Flash storage is amazingly fast but it doesn’t come cheap! On the opposite side, using flash memory on the server is relatively cheap and superlatively fast but lacks in reliability and availability. Server-side caching allows for designing a fast storage solution based on traditional shared storage with the performance of flash memory. In recent months we’ve seen the birth of many new companies working on it, but how many of them will actually survive? and if so, how?
What is it?
A cache is a component that transparently stores data so that future requests can be served faster. The goal is to have most frequently accessed data closer to the CPU to speed up computations and avoid wasting time while waiting what needs to be retrieved from slower resources (in the case of a CPU a slower resource can also be RAM). The same concept, at a larger scale, applies to servers and storage: every time the server needs to access data stored on a shared storage it takes much longer than accessing it from a local resource like flash memory.
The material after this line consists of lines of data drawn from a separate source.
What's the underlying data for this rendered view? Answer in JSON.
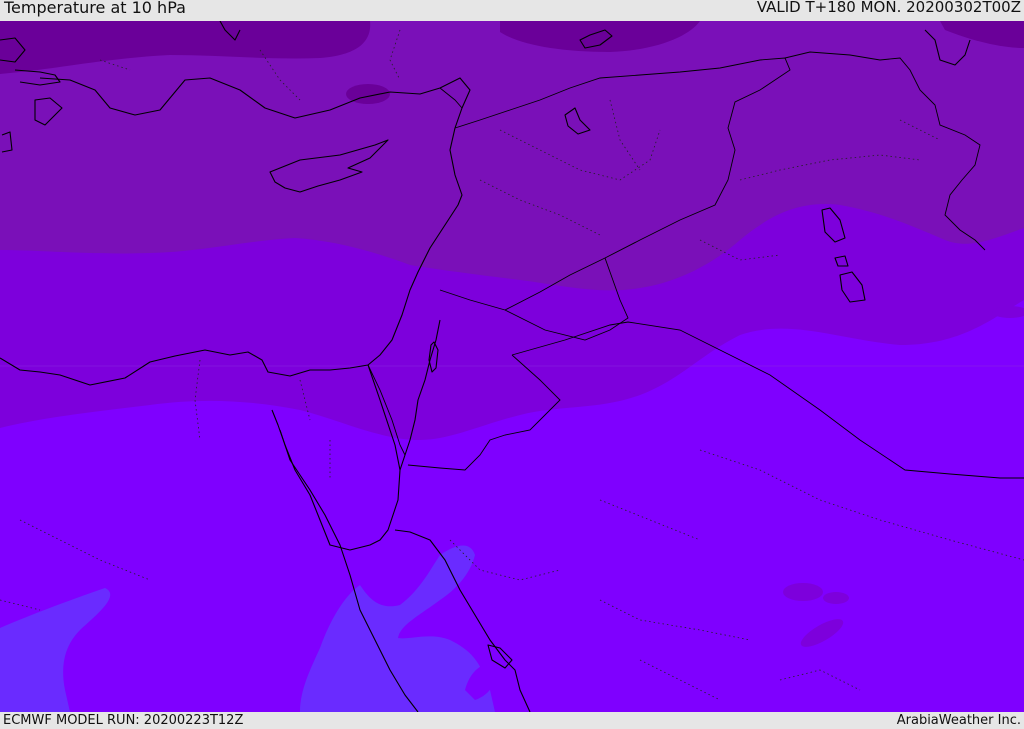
{
  "header": {
    "title": "Temperature at 10 hPa",
    "valid": "VALID T+180 MON. 20200302T00Z"
  },
  "footer": {
    "model_run": "ECMWF MODEL RUN: 20200223T12Z",
    "credit": "ArabiaWeather Inc."
  },
  "map": {
    "colors": {
      "band_darkest": "#6a0099",
      "band_dark": "#7a10b8",
      "band_mid": "#7d00dc",
      "band_main": "#7f00ff",
      "band_blue": "#6a2bff",
      "coastline": "#000000"
    },
    "features": [
      "cyprus-island",
      "sinai-peninsula",
      "red-sea",
      "persian-gulf",
      "dead-sea",
      "lake-tuz"
    ]
  }
}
The benefits of server-side caching are many:
– better shared storage utilization
– (much) more performance
– better latencies
– better workload control
– reuse of old storage
– better overall infrastructure efficiency
– and much more (at least in perspective)
There are many solutions out there: most of them are software and work with different kinds of hardware, others are hardware+software. The difference, as usual, is that the latter have more potential due to the integration between the two components while the formers free the user from purchasing a specific hardware.
The list of vendors is long (and getting longer!): you can find solutions both from primary vendors and startups.
In the group of HW/SW solutions you can find the high-end PCIe products (like Virident and Fusion-IO) and first tier vendors (EMC, NetApp, Dell, and so on). In the other group there are solutions like Pernix Data, SanDisk’s FlashSoft, Proximal data, Infinio and others.
Different implementations, different benefits
As is common in the IT industry, the startups are showing the most innovative solutions. In any case, generally speaking, the more is the integration between caching software and the OS/hypervisor is, the more is harder to see that product on multiple platforms.
Products differ in many ways:
– the simpler ones are single server caches for Windows, Linux or VMware. They are thought up to accelerate
a single application on a single server workload. They can be read-only caches or also write-back caches. For these kinds of configurations pure performance and a low cost are much more important than availability or, in some cases, potential data losses.
– a second type falls in the cluster aware category. These can be two node clusters (like for example a simple failover cluster) or complex multi node virtualization clusters. In this case it’s quite hard to have consistent and reliable write caching mechanisms but some products already have it (like Pernix Data for example) and others will offer the same in the upcoming months.
Does it make sense?
Server side caching makes a lot of sense today: it can help to get more from your current storage infrastructure without big investments. But in the long term, with the progressive adoption of hybrid or full-flash arrays the advantage will be less visible (or it can even become a disadvantage).
At the same time some OS/hypervisor vendors are releasing their caching mechanisms.
VMware has its Flash Read Cache product and Microsoft Storage Spaces has a caching feature available since the release of Windows Server 2012 R2. The Microsoft’s option is free of charge.
We can agree that these options are at v.1.0, less efficient, less capable and so on. But, if not today, sometime in the near future they will be free… how many end users will be willing to shift from a free (good enough) option for a paying one?
Building a consistent performance layer (and much more?)
So, the first problem in adopting a third party server-side caching solution is the time frame of the ROI: it should be very short! If you have big performance issues today you can see it as a very elegant, but temporary, patch.
In the longer term you will most likely want more from this software layer!
QoS (Quality of Service) is the next step: once again, vendors like Pernix Data, SanDisk and Proximal Data are already working on it.
After that I hope to see some analytics tools: this software layer sees all the storage traffic that goes back and forth and it can give you a very detailed picture on how each single Application (or VM) works, the hotspots and every single detail that can be used to manage SLAs, workloads, tuning, capacity planning and so on. To give you a clear example about what I mean, I can’t not mention Nimble’s Infosight: these kinds of tools can change they way you manage the storage infrastructure (and every vendor should provide similar features).
The number of further functionalities that can be added are countless and what today is a mere tool can potentially become one of the most important pieces of your storage infrastructure.
Why it matters
The consequences of the likely evolution towards this direction are huge: what today is “only a caching layer” could evolve in a truly vendor agnostic management and abstraction layer.
We often talk about software-defined storage, and the features that I’ve described above do exactly that. In fact, if we move all the “storage cleverness” to the hypervisor level then we can buy dumb, cheap, commodity storage systems: moving the control plane up into the stack and leaving commodity hardware as the data plane.
Ok, going over what I’ve just written, it’s clear that I’m on a roll, but… 😉